26 March 2020 Congratulations to New ICFO PhD graduate

Online thesis defense by Nicola Di Palo

Dr. Nicola Di Palo graduated with a thesis entitled “Ultrafast Carrier and Structural Dynamics in Graphite Detected via Attosecond Soft X-ray Absorption Spectroscopy” We congratulate Dr. Nicola Di Palo, the first ICFOnians to defend his thesis remotely during this difficult period of social distancing to contain the Coronavirus pandemic.

Dr. Di Paolo received his Masters degree in Condensed Matter Physics at the La Sapienza-Roma University before joining the Attoscience and Ultrafast Optics research group led by ICREA Prof. Dr. Jens Biegert where he applied time-resolved X-ray absorption fine-structure (XAFS) spectroscopy using attosecond SXR pulses to study the carrier and structural dynamics in graphite. Dr. Di Palo’s thesis, entitled “Ultrafast Carrier and Structural Dynamics in Graphite Detected via Attosecond Soft X-ray Absorption Spectroscopy’”, was supervised by Prof. Dr. Jens Biegert.

Understanding most of the physical and chemical phenomena determining the world around us requires the possibility to interrogate their main characters on their natural scale in space and time. The insulating or conductive behavior of matter, its magnetic properties or the nature of chemical bonds are strongly dependent on the nuclear and electronic structure of the atoms, molecules or solids considered. Hence, tools are needed to probe electrons and nuclei directly at the atomic scale with a temporal resolution allowing the observation of electron dynamics (on the attosecond-to-femtosecond timescale) and structural dynamics (on the femtosecond-to-picosecond timescale) in real time.

Attosecond science offers unique opportunities to investigate electronic and structural dynamics at the heart of important processes in atomic, molecular and solid-state physics. The generation of attosecond bursts of light, in the form of train of pulses or of isolated pulses, has been achieved on table-top sources by exploiting the high-order harmonic generation (HHG) process. The photons constituting the attosecond emission have energies that range from the extreme ultra-violet (XUV) up to the soft X-ray (SXR) region of the spectrum, allowing to interrogate the electronic structure of the probed material directly at the level of the inner electronic shells. Because of this property of accessing the characteristic electronic structure of the elements constituting the target, XUV and, especially, SXR spectroscopy are considered element-specific techniques. Attosecond pulses have already proven to be able to observe ultrafast phenomena in atoms, molecules or solids previously inaccessible.

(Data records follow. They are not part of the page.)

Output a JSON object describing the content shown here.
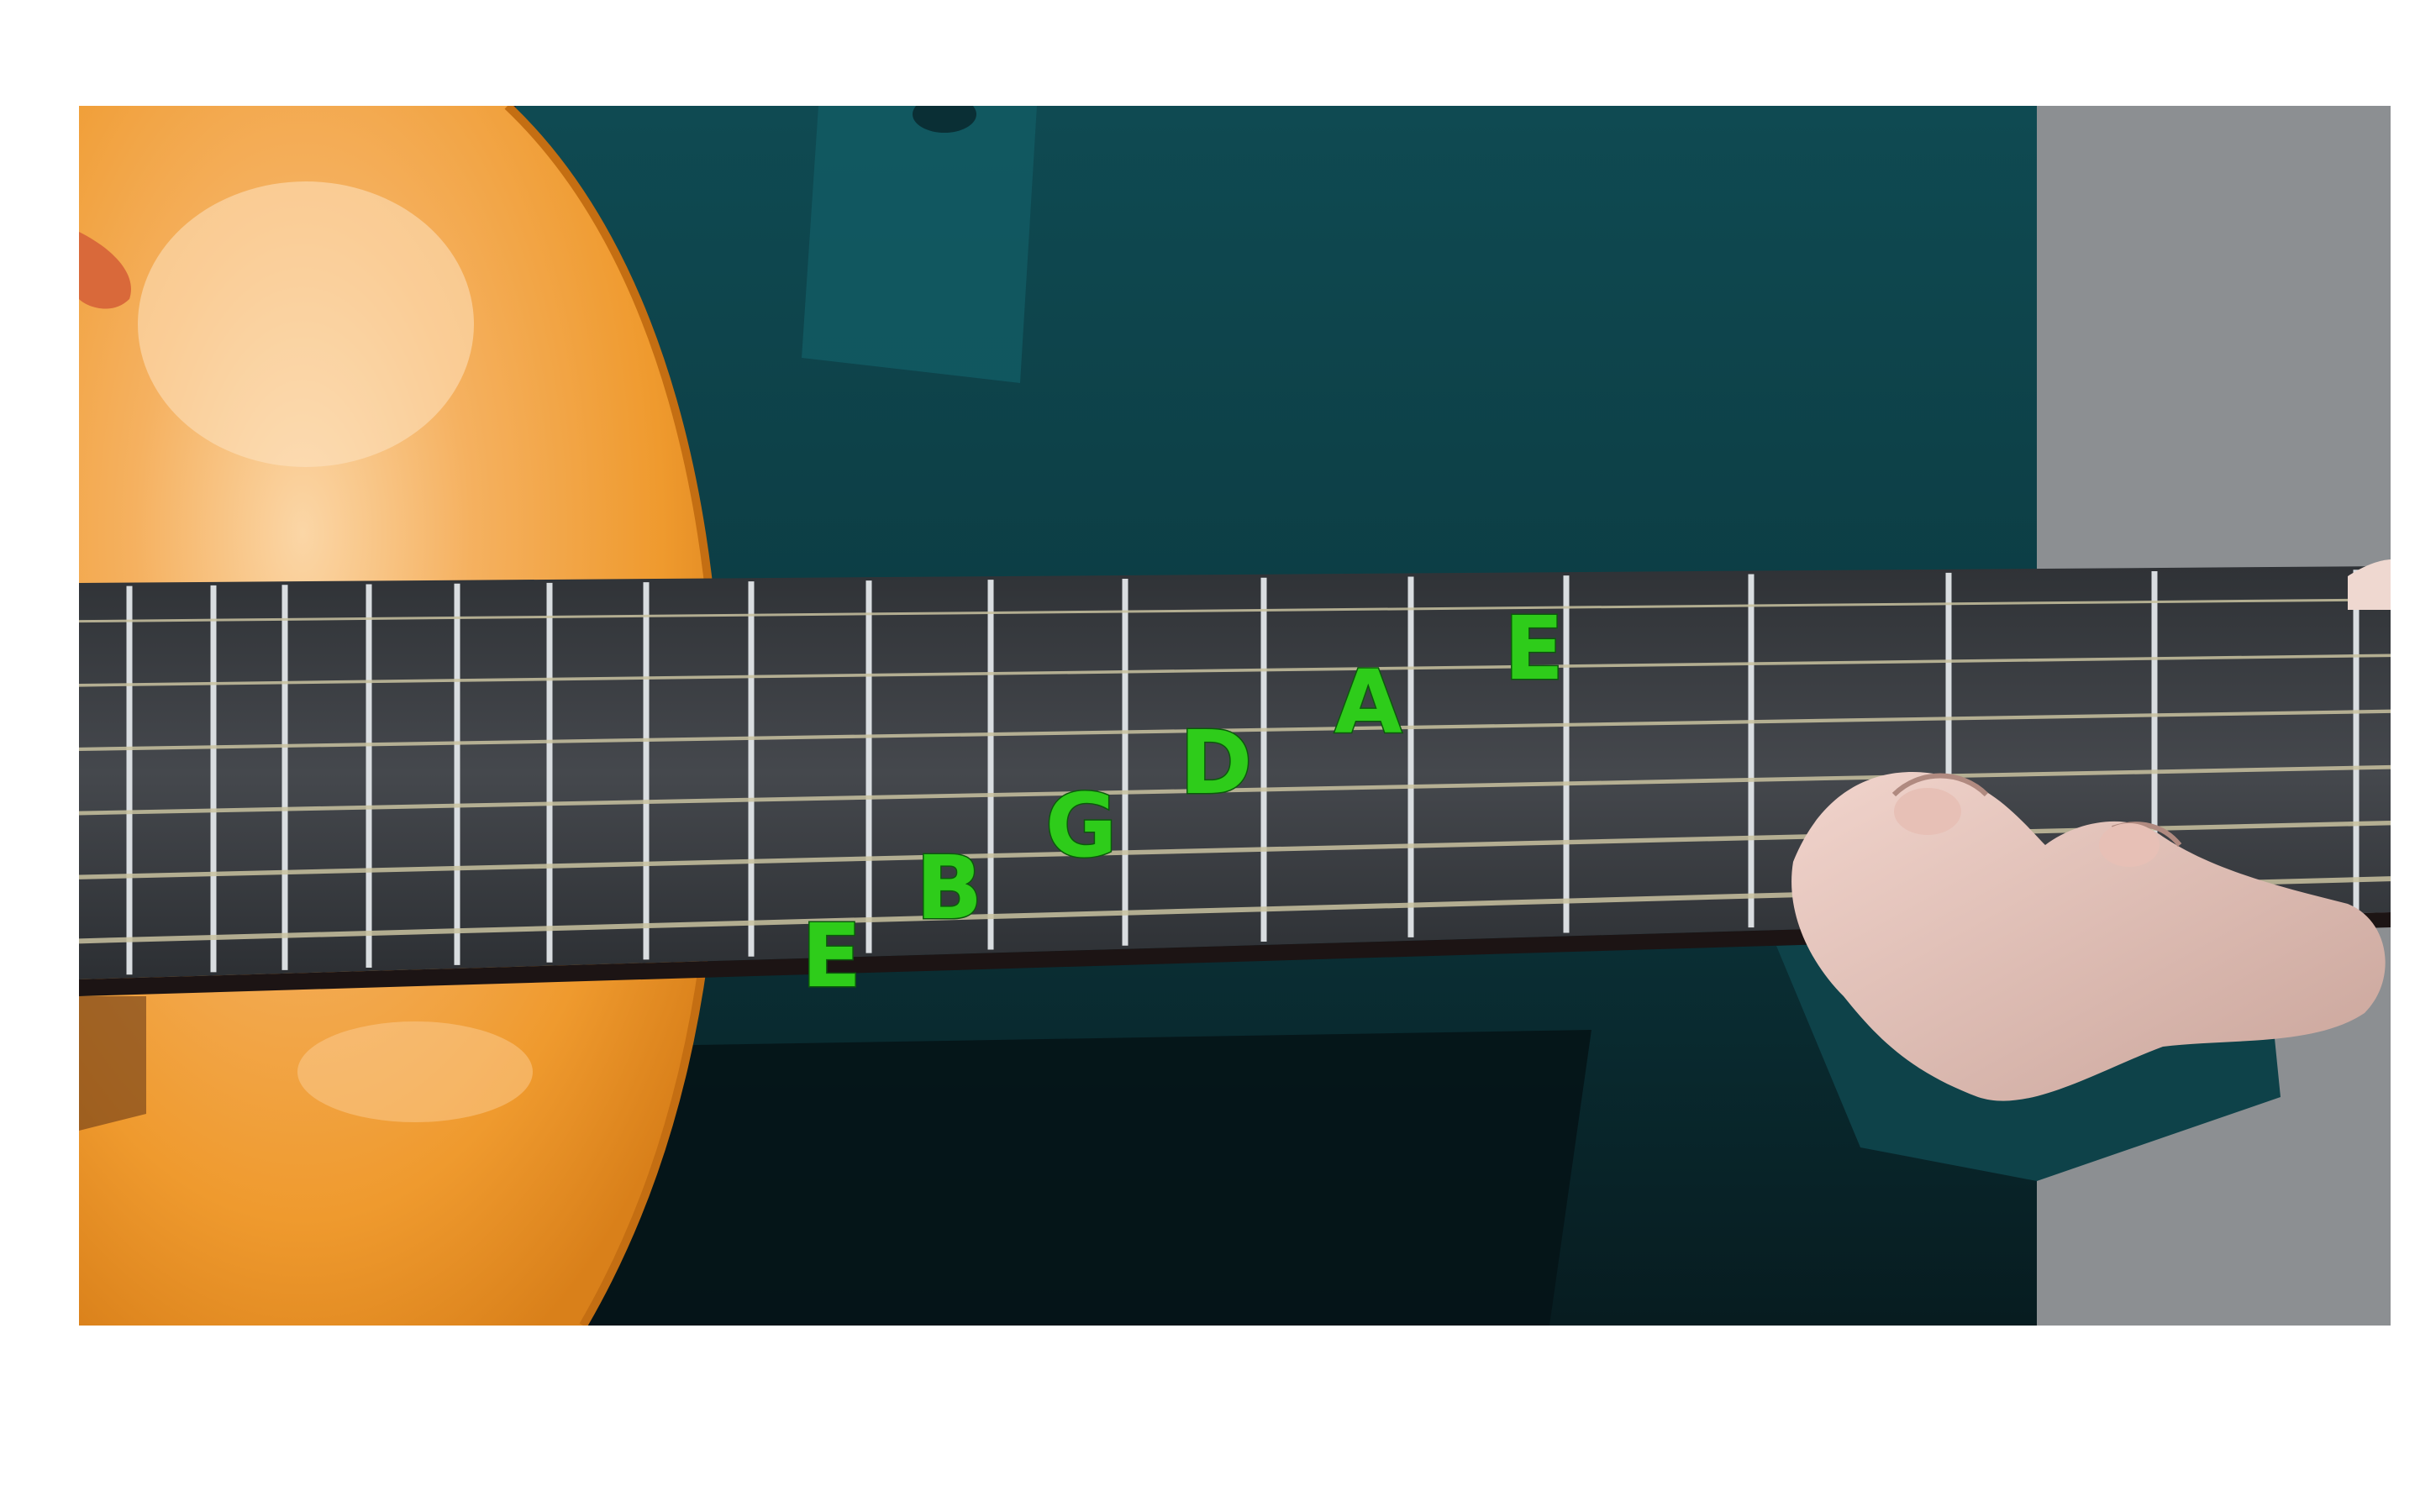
{
  "photo": {
    "subject": "guitar-fretboard-photo"
  },
  "string_labels": [
    {
      "id": "string-1",
      "text": "E"
    },
    {
      "id": "string-2",
      "text": "B"
    },
    {
      "id": "string-3",
      "text": "G"
    },
    {
      "id": "string-4",
      "text": "D"
    },
    {
      "id": "string-5",
      "text": "A"
    },
    {
      "id": "string-6",
      "text": "E"
    }
  ],
  "colors": {
    "label": "#2ecc1a",
    "guitar_body": "#f2a03c",
    "shirt": "#0d3a40",
    "fretboard": "#3c3f43",
    "frets": "#d9dde0",
    "strings": "#c9c2a0",
    "background": "#8a8d90"
  }
}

In this thesis, the application of time-resolved X-ray absorption fine-structure (XAFS) spectroscopy using attosecond SXR pulses to the study of carrier and structural dynamics in graphite is reported. In chapter 1, an introduction to the field of attoscience and the presentation of the state of the art of ultrafast dynamics in graphite are given. The established technique to generate attosecond pulses is described and a review of the most significant application of attosecond pulses to the study of electron dynamics is presented. The electronic and structural properties of graphite are then discussed, highlighting some of the most representative experiments detecting electron and lattice dynamics.

The experimental setup developed at ICFO in the group of Prof. Dr. Jens Biegert and used for this Ph.D. thesis project is described in details in chapter 2. The system needed for the generation, propagation and detection of the attosecond SXR radiation is presented. The performances of the SXR source in terms of spectral tunability, photon flux and stability are discussed. The implementation of a IR pump - SXR probe scheme is reported, allowing beams’ recombination in both collinear and non-collinear fashion. To conclude, the results of an attosecond streaking experiment are presented, through which a temporal characterization of the HHG emission has been achieved.

A discussion on the spectroscopic capabilities of XAFS technique to interrogate the electronic and lattice structure of the observed material is presented in chapter 3. The potential of this technique has been demonstrated with an experimental investigation of a graphite thin film, with the results showing the possibility to probe the first unoccupied electronic bands and the characteristic distances defining the lattice structure.

Finally, the XAFS capabilities have been exploited in a time-resolved experimental study of graphite to observe light-induced carrier and lattice dynamics, presented in chapter 4. The interpretation of the experimental data reveals insights on the ultrafast interaction of the pump laser field with charge carriers and on the effects of carrier-carrier and carrier-phonon scattering following photoexcitation.

Prof Dr Martin Garcia, University of Kassel

Prof Dr Javier Garcia de Abajo, ICFO

Prof Dr Ralph Ernstorfer, Fritz Haber Institute Berlin